=== Assignment ===
Make a verbatim copy of the records; pictures stay out.
'''
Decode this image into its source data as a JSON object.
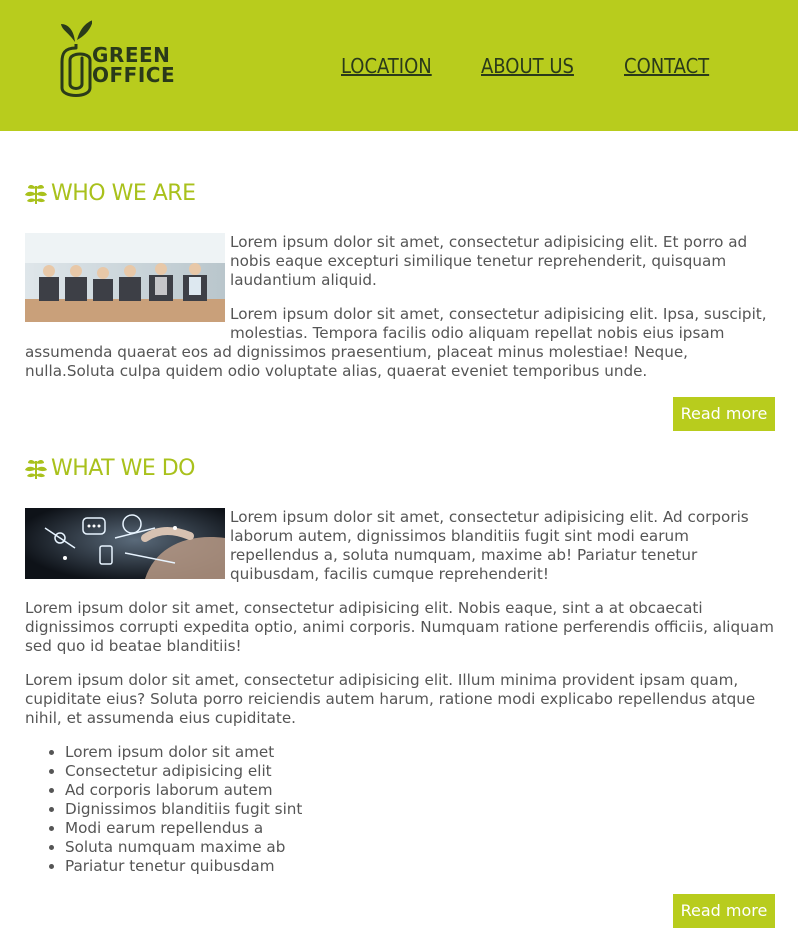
{
  "brand": {
    "line1": "GREEN",
    "line2": "OFFICE",
    "logo_icon": "paperclip-sprout-icon"
  },
  "nav": [
    "LOCATION",
    "ABOUT US",
    "CONTACT"
  ],
  "sections": [
    {
      "title": "WHO WE ARE",
      "icon": "leaf-icon",
      "paragraphs": [
        "Lorem ipsum dolor sit amet, consectetur adipisicing elit. Et porro ad nobis eaque excepturi similique tenetur reprehenderit, quisquam laudantium aliquid.",
        "Lorem ipsum dolor sit amet, consectetur adipisicing elit. Ipsa, suscipit, molestias. Tempora facilis odio aliquam repellat nobis eius ipsam assumenda quaerat eos ad dignissimos praesentium, placeat minus molestiae! Neque, nulla.Soluta culpa quidem odio voluptate alias, quaerat eveniet temporibus unde."
      ],
      "button": "Read more"
    },
    {
      "title": "WHAT WE DO",
      "icon": "leaf-icon",
      "paragraphs": [
        "Lorem ipsum dolor sit amet, consectetur adipisicing elit. Ad corporis laborum autem, dignissimos blanditiis fugit sint modi earum repellendus a, soluta numquam, maxime ab! Pariatur tenetur quibusdam, facilis cumque reprehenderit!",
        "Lorem ipsum dolor sit amet, consectetur adipisicing elit. Nobis eaque, sint a at obcaecati dignissimos corrupti expedita optio, animi corporis. Numquam ratione perferendis officiis, aliquam sed quo id beatae blanditiis!",
        "Lorem ipsum dolor sit amet, consectetur adipisicing elit. Illum minima provident ipsam quam, cupiditate eius? Soluta porro reiciendis autem harum, ratione modi explicabo repellendus atque nihil, et assumenda eius cupiditate."
      ],
      "list": [
        "Lorem ipsum dolor sit amet",
        "Consectetur adipisicing elit",
        "Ad corporis laborum autem",
        "Dignissimos blanditiis fugit sint",
        "Modi earum repellendus a",
        "Soluta numquam maxime ab",
        "Pariatur tenetur quibusdam"
      ],
      "button": "Read more"
    }
  ],
  "colors": {
    "accent": "#b8cc1d",
    "heading": "#a9c11c",
    "text": "#555555",
    "dark": "#2a3a1a"
  }
}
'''
=== Response to this task ===
Decode this image into its source data as a JSON object.
{
  "brand": {
    "line1": "GREEN",
    "line2": "OFFICE",
    "logo_icon": "paperclip-sprout-icon"
  },
  "nav": [
    "LOCATION",
    "ABOUT US",
    "CONTACT"
  ],
  "sections": [
    {
      "title": "WHO WE ARE",
      "icon": "leaf-icon",
      "paragraphs": [
        "Lorem ipsum dolor sit amet, consectetur adipisicing elit. Et porro ad nobis eaque excepturi similique tenetur reprehenderit, quisquam laudantium aliquid.",
        "Lorem ipsum dolor sit amet, consectetur adipisicing elit. Ipsa, suscipit, molestias. Tempora facilis odio aliquam repellat nobis eius ipsam assumenda quaerat eos ad dignissimos praesentium, placeat minus molestiae! Neque, nulla.Soluta culpa quidem odio voluptate alias, quaerat eveniet temporibus unde."
      ],
      "button": "Read more"
    },
    {
      "title": "WHAT WE DO",
      "icon": "leaf-icon",
      "paragraphs": [
        "Lorem ipsum dolor sit amet, consectetur adipisicing elit. Ad corporis laborum autem, dignissimos blanditiis fugit sint modi earum repellendus a, soluta numquam, maxime ab! Pariatur tenetur quibusdam, facilis cumque reprehenderit!",
        "Lorem ipsum dolor sit amet, consectetur adipisicing elit. Nobis eaque, sint a at obcaecati dignissimos corrupti expedita optio, animi corporis. Numquam ratione perferendis officiis, aliquam sed quo id beatae blanditiis!",
        "Lorem ipsum dolor sit amet, consectetur adipisicing elit. Illum minima provident ipsam quam, cupiditate eius? Soluta porro reiciendis autem harum, ratione modi explicabo repellendus atque nihil, et assumenda eius cupiditate."
      ],
      "list": [
        "Lorem ipsum dolor sit amet",
        "Consectetur adipisicing elit",
        "Ad corporis laborum autem",
        "Dignissimos blanditiis fugit sint",
        "Modi earum repellendus a",
        "Soluta numquam maxime ab",
        "Pariatur tenetur quibusdam"
      ],
      "button": "Read more"
    }
  ],
  "colors": {
    "accent": "#b8cc1d",
    "heading": "#a9c11c",
    "text": "#555555",
    "dark": "#2a3a1a"
  }
}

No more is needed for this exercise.